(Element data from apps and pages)
>>
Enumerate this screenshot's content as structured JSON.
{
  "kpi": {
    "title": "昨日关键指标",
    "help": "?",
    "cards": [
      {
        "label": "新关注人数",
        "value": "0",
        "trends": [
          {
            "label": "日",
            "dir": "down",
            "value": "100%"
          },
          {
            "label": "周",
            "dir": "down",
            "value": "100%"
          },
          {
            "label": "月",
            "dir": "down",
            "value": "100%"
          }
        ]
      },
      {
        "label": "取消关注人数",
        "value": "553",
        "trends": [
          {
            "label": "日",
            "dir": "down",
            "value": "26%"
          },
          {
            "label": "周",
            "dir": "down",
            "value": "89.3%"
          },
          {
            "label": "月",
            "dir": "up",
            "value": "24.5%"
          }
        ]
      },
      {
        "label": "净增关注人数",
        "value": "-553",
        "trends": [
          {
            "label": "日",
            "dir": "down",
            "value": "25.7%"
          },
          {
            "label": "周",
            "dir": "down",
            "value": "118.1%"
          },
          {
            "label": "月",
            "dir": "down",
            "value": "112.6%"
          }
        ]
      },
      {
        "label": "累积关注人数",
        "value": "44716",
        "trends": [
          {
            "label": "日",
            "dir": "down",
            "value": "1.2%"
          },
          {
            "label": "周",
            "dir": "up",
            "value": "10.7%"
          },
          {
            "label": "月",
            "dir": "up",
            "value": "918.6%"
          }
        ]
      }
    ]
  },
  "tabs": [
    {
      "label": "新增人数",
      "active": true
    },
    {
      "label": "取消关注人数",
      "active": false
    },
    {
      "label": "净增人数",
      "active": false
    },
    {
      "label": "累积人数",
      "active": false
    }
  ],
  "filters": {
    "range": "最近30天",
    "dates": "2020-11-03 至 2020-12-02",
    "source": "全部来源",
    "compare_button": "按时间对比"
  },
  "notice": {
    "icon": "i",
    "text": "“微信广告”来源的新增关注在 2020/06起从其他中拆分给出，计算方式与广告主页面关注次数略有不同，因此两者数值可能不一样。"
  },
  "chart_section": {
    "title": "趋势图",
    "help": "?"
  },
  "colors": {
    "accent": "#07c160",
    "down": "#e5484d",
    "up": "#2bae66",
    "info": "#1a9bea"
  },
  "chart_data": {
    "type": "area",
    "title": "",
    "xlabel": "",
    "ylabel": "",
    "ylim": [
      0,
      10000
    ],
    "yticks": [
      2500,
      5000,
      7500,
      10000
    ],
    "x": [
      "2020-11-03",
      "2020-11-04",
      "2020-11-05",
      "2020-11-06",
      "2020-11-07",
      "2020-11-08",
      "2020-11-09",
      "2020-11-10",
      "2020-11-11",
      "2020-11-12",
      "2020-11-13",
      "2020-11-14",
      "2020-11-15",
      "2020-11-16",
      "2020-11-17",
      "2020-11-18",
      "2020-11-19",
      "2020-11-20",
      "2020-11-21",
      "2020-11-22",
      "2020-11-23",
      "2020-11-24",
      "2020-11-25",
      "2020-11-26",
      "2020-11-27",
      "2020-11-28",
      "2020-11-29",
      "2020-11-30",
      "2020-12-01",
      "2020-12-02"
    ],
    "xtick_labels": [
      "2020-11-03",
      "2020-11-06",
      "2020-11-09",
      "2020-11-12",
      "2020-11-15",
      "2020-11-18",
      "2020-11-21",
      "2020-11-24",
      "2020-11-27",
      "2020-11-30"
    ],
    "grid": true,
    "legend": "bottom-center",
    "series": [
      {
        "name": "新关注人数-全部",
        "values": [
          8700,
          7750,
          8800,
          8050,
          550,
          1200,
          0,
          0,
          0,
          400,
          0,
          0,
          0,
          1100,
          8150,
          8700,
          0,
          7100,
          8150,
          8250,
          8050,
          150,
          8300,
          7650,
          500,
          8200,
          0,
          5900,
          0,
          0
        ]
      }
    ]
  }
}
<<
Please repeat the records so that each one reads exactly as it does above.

## [REPLY]
Enumerate this screenshot's content as structured JSON.
{
  "kpi": {
    "title": "昨日关键指标",
    "help": "?",
    "cards": [
      {
        "label": "新关注人数",
        "value": "0",
        "trends": [
          {
            "label": "日",
            "dir": "down",
            "value": "100%"
          },
          {
            "label": "周",
            "dir": "down",
            "value": "100%"
          },
          {
            "label": "月",
            "dir": "down",
            "value": "100%"
          }
        ]
      },
      {
        "label": "取消关注人数",
        "value": "553",
        "trends": [
          {
            "label": "日",
            "dir": "down",
            "value": "26%"
          },
          {
            "label": "周",
            "dir": "down",
            "value": "89.3%"
          },
          {
            "label": "月",
            "dir": "up",
            "value": "24.5%"
          }
        ]
      },
      {
        "label": "净增关注人数",
        "value": "-553",
        "trends": [
          {
            "label": "日",
            "dir": "down",
            "value": "25.7%"
          },
          {
            "label": "周",
            "dir": "down",
            "value": "118.1%"
          },
          {
            "label": "月",
            "dir": "down",
            "value": "112.6%"
          }
        ]
      },
      {
        "label": "累积关注人数",
        "value": "44716",
        "trends": [
          {
            "label": "日",
            "dir": "down",
            "value": "1.2%"
          },
          {
            "label": "周",
            "dir": "up",
            "value": "10.7%"
          },
          {
            "label": "月",
            "dir": "up",
            "value": "918.6%"
          }
        ]
      }
    ]
  },
  "tabs": [
    {
      "label": "新增人数",
      "active": true
    },
    {
      "label": "取消关注人数",
      "active": false
    },
    {
      "label": "净增人数",
      "active": false
    },
    {
      "label": "累积人数",
      "active": false
    }
  ],
  "filters": {
    "range": "最近30天",
    "dates": "2020-11-03 至 2020-12-02",
    "source": "全部来源",
    "compare_button": "按时间对比"
  },
  "notice": {
    "icon": "i",
    "text": "“微信广告”来源的新增关注在 2020/06起从其他中拆分给出，计算方式与广告主页面关注次数略有不同，因此两者数值可能不一样。"
  },
  "chart_section": {
    "title": "趋势图",
    "help": "?"
  },
  "colors": {
    "accent": "#07c160",
    "down": "#e5484d",
    "up": "#2bae66",
    "info": "#1a9bea"
  },
  "chart_data": {
    "type": "area",
    "title": "",
    "xlabel": "",
    "ylabel": "",
    "ylim": [
      0,
      10000
    ],
    "yticks": [
      2500,
      5000,
      7500,
      10000
    ],
    "x": [
      "2020-11-03",
      "2020-11-04",
      "2020-11-05",
      "2020-11-06",
      "2020-11-07",
      "2020-11-08",
      "2020-11-09",
      "2020-11-10",
      "2020-11-11",
      "2020-11-12",
      "2020-11-13",
      "2020-11-14",
      "2020-11-15",
      "2020-11-16",
      "2020-11-17",
      "2020-11-18",
      "2020-11-19",
      "2020-11-20",
      "2020-11-21",
      "2020-11-22",
      "2020-11-23",
      "2020-11-24",
      "2020-11-25",
      "2020-11-26",
      "2020-11-27",
      "2020-11-28",
      "2020-11-29",
      "2020-11-30",
      "2020-12-01",
      "2020-12-02"
    ],
    "xtick_labels": [
      "2020-11-03",
      "2020-11-06",
      "2020-11-09",
      "2020-11-12",
      "2020-11-15",
      "2020-11-18",
      "2020-11-21",
      "2020-11-24",
      "2020-11-27",
      "2020-11-30"
    ],
    "grid": true,
    "legend": "bottom-center",
    "series": [
      {
        "name": "新关注人数-全部",
        "values": [
          8700,
          7750,
          8800,
          8050,
          550,
          1200,
          0,
          0,
          0,
          400,
          0,
          0,
          0,
          1100,
          8150,
          8700,
          0,
          7100,
          8150,
          8250,
          8050,
          150,
          8300,
          7650,
          500,
          8200,
          0,
          5900,
          0,
          0
        ]
      }
    ]
  }
}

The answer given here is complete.